The Common Declaration by Pope Paul VI and the Archbishop of Canterbury Dr Michael Ramsey
Rome, Saint Paul Outside the Walls, 24 March 1966
In this city of Rome, from which Saint Augustine was sent by Saint Gregory to England and there founded the cathedral see of Canterbury, towards which the eyes of all Anglicans now turn as the centre of their Christian Communion, His Holiness Pope Paul VI and His Grace Michael Ramsey, Archbishop of Canterbury, representing the Anglican Communion, have met to exchange fraternal greetings.
At the conclusion of their meeting they give thanks to Almighty God Who by the action of the Holy Spirit has in these latter years created a new atmosphere of Christian fellowship between the Roman Catholic Church and the Churches of the Anglican Communion.

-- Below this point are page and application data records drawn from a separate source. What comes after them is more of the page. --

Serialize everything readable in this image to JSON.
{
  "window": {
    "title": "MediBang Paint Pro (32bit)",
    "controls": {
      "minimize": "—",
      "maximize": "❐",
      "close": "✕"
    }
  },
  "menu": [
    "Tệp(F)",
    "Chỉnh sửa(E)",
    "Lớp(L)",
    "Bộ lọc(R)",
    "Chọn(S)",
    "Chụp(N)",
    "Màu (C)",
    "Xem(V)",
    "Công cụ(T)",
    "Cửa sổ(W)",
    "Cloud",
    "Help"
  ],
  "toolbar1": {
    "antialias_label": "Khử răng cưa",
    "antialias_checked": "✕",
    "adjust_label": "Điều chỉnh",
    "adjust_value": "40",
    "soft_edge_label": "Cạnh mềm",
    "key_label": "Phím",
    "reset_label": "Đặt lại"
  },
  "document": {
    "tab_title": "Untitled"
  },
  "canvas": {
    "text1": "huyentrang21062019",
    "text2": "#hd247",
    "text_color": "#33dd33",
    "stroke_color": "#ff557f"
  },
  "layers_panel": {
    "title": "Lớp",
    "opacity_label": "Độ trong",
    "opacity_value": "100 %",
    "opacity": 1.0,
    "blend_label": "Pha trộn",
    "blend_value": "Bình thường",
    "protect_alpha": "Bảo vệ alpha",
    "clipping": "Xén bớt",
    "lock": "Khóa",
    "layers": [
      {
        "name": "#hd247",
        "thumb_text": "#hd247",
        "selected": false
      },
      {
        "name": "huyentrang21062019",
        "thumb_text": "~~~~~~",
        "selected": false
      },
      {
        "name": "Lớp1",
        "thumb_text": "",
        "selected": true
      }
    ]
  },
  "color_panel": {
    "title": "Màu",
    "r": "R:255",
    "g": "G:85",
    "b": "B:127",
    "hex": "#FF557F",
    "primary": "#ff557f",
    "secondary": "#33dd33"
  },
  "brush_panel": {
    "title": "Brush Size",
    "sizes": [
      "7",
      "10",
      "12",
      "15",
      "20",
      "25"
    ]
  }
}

This encounter of the 23 March 1966 marks a new stage in the development of fraternal relations, based upon Christian charity, and of sincere efforts to remove the causes of conflict and to re-establish unity.
In willing obedience to the command of Christ who bade His disciples love one another, they declare that, with His help, they wish to leave in the hands of the God of mercy all that in the past has been opposed to this precept of charity, and that they make their own the mind of the Apostle which he expressed in these words: ‘Forgetting those things which are behind, and reaching forth unto those things which are before, I press towards the mark for the prize of the high calling of God in Christ Jesus’ (Phil 3:13-14).

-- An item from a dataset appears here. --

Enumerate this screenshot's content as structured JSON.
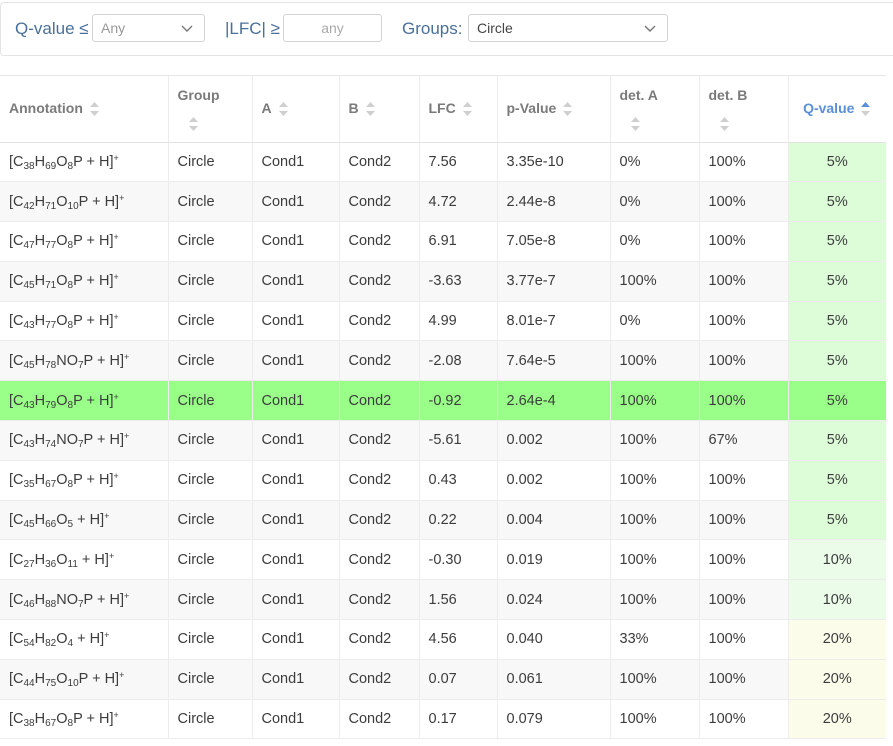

They affirm their desire that all those Christians who belong to these two Communions may be animated by these same sentiments of respect, esteem and fraternal love, and in order to help these develop to the full, they intend to inaugurate between the Roman Catholic Church and the Anglican Communion a serious dialogue which, founded on the Gospels and on the ancient common traditions, may lead to that unity in truth, for which Christ prayed.
The dialogue should include not only theological matters such as Scripture, Tradition and Liturgy, but also matters of practical difficulty felt on either side. His Holiness the Pope and His Grace the Archbishop of Canterbury are, indeed, aware that serious obstacles stand in the way of a restoration of complete communion of faith and sacramental life; nevertheless, they are of one mind in their determination to promote responsible contacts between their Communions in all those spheres of Church life where collaboration is likely to lead to a greater understanding and a deeper charity, and to strive in common to find solutions for all the great problems that face those who believe in Christ in the world of today.

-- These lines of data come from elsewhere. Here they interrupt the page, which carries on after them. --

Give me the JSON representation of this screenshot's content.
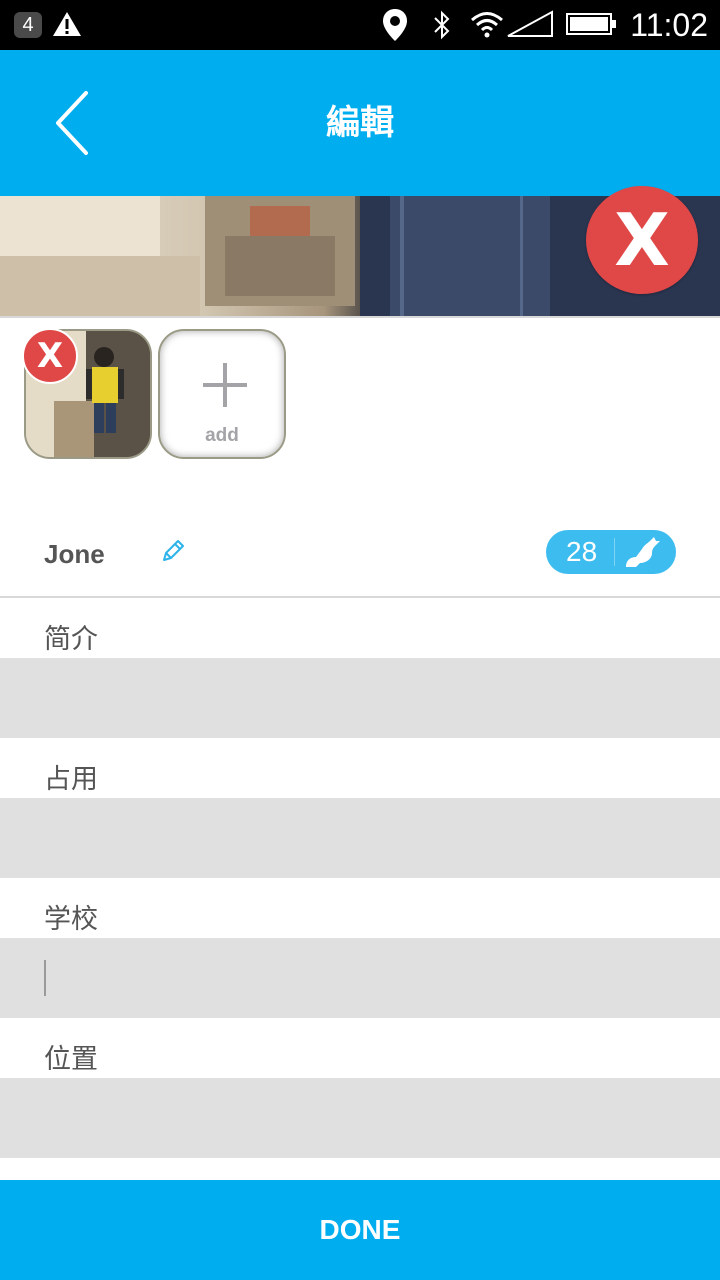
{
  "status_bar": {
    "notification_count": "4",
    "time": "11:02",
    "icons": [
      "alert-icon",
      "location-icon",
      "bluetooth-icon",
      "wifi-icon",
      "signal-icon",
      "battery-icon"
    ]
  },
  "header": {
    "title": "編輯",
    "back_icon": "chevron-left-icon"
  },
  "photos": {
    "cover_remove_label": "X",
    "thumb_remove_label": "X",
    "add_label": "add"
  },
  "profile": {
    "name": "Jone",
    "age": "28",
    "zodiac_icon": "capricorn-icon"
  },
  "fields": [
    {
      "label": "简介",
      "value": ""
    },
    {
      "label": "占用",
      "value": ""
    },
    {
      "label": "学校",
      "value": ""
    },
    {
      "label": "位置",
      "value": ""
    }
  ],
  "footer": {
    "done_label": "DONE"
  },
  "colors": {
    "primary": "#00aeef",
    "remove": "#e04848",
    "badge": "#3dbcef",
    "input_bg": "#e0e0e0"
  }
}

Through such collaboration, by the Grace of God the Father and in the light of the Holy Spirit, may the prayer of Our Lord Jesus Christ for unity among His disciples be brought nearer to fulfilment, and with progress towards unity may there be a strengthening of peace in the world, the peace that only He can grant who give ‘the peace that passeth all understanding’, together with the blessing of Almighty God, Father, Son and Holy Spirit, that it may abide with all men for ever.
+Michael Cantuariensis Paulus PP. VI
[The Final Report (London: CTS/SPCK, 1982), pp. 117-118]